Here’s a trap that any leader can fall into — assuming there is consensus on a problem or a course of action when there actually isn’t any.

A recent posting with Suzi McAlpine’s The Art of Leadership blog explains that this dynamic is more common than people realize. This happens because lots of teams – both leaders and staff – tend to avoid conflict, and that can hurt productivity.

“We often value harmony over good debate on issues, and that’s not great for team performance. Team members may be unlikely to raise objections for fear of alienating others or themselves,” the blog posting notes.

That resistance to candid dialogue can be harmful when a team moves ahead to implement a project. As a result, when dissent becomes known, a project can become “unstuck” and ultimately fail, according to the posting.

To avoid this, an executive should focus on teambuilding and nurturing trust by rewarding open debate. The posting suggests a good leader can support this by double checking to make sure everyone has spoken up. Another good tip: seek contrary evidence and make sure that the team is all on the same page.

Once that’s accomplished, an executive can proceed on a task or project with greater confidence.
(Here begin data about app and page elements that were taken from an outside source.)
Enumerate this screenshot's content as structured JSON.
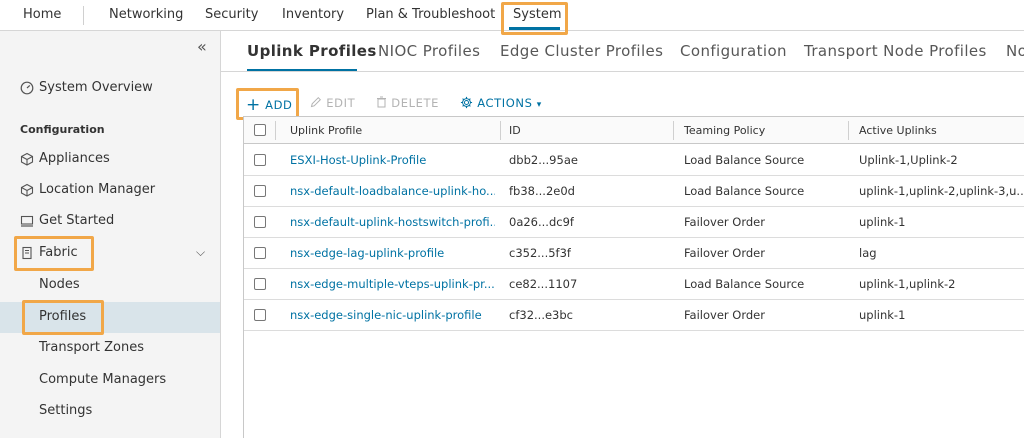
{
  "topnav": {
    "items": [
      "Home",
      "Networking",
      "Security",
      "Inventory",
      "Plan & Troubleshoot",
      "System"
    ],
    "active": "System"
  },
  "sidebar": {
    "system_overview": "System Overview",
    "heading": "Configuration",
    "items": [
      "Appliances",
      "Location Manager",
      "Get Started",
      "Fabric"
    ],
    "fabric_children": [
      "Nodes",
      "Profiles",
      "Transport Zones",
      "Compute Managers",
      "Settings"
    ],
    "selected": "Profiles"
  },
  "tabs": [
    "Uplink Profiles",
    "NIOC Profiles",
    "Edge Cluster Profiles",
    "Configuration",
    "Transport Node Profiles",
    "No"
  ],
  "toolbar": {
    "add": "ADD",
    "edit": "EDIT",
    "delete": "DELETE",
    "actions": "ACTIONS"
  },
  "table": {
    "columns": [
      "Uplink Profile",
      "ID",
      "Teaming Policy",
      "Active Uplinks"
    ],
    "rows": [
      [
        "ESXI-Host-Uplink-Profile",
        "dbb2...95ae",
        "Load Balance Source",
        "Uplink-1,Uplink-2"
      ],
      [
        "nsx-default-loadbalance-uplink-ho...",
        "fb38...2e0d",
        "Load Balance Source",
        "uplink-1,uplink-2,uplink-3,u..."
      ],
      [
        "nsx-default-uplink-hostswitch-profi...",
        "0a26...dc9f",
        "Failover Order",
        "uplink-1"
      ],
      [
        "nsx-edge-lag-uplink-profile",
        "c352...5f3f",
        "Failover Order",
        "lag"
      ],
      [
        "nsx-edge-multiple-vteps-uplink-pr...",
        "ce82...1107",
        "Load Balance Source",
        "uplink-1,uplink-2"
      ],
      [
        "nsx-edge-single-nic-uplink-profile",
        "cf32...e3bc",
        "Failover Order",
        "uplink-1"
      ]
    ]
  },
  "colors": {
    "accent": "#0072a3",
    "highlight": "#f1a748",
    "selected_bg": "#d9e4ea"
  }
}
The full blog posting – “Five common decision-making mistakes and how to avoid them” – can be accessed at this link.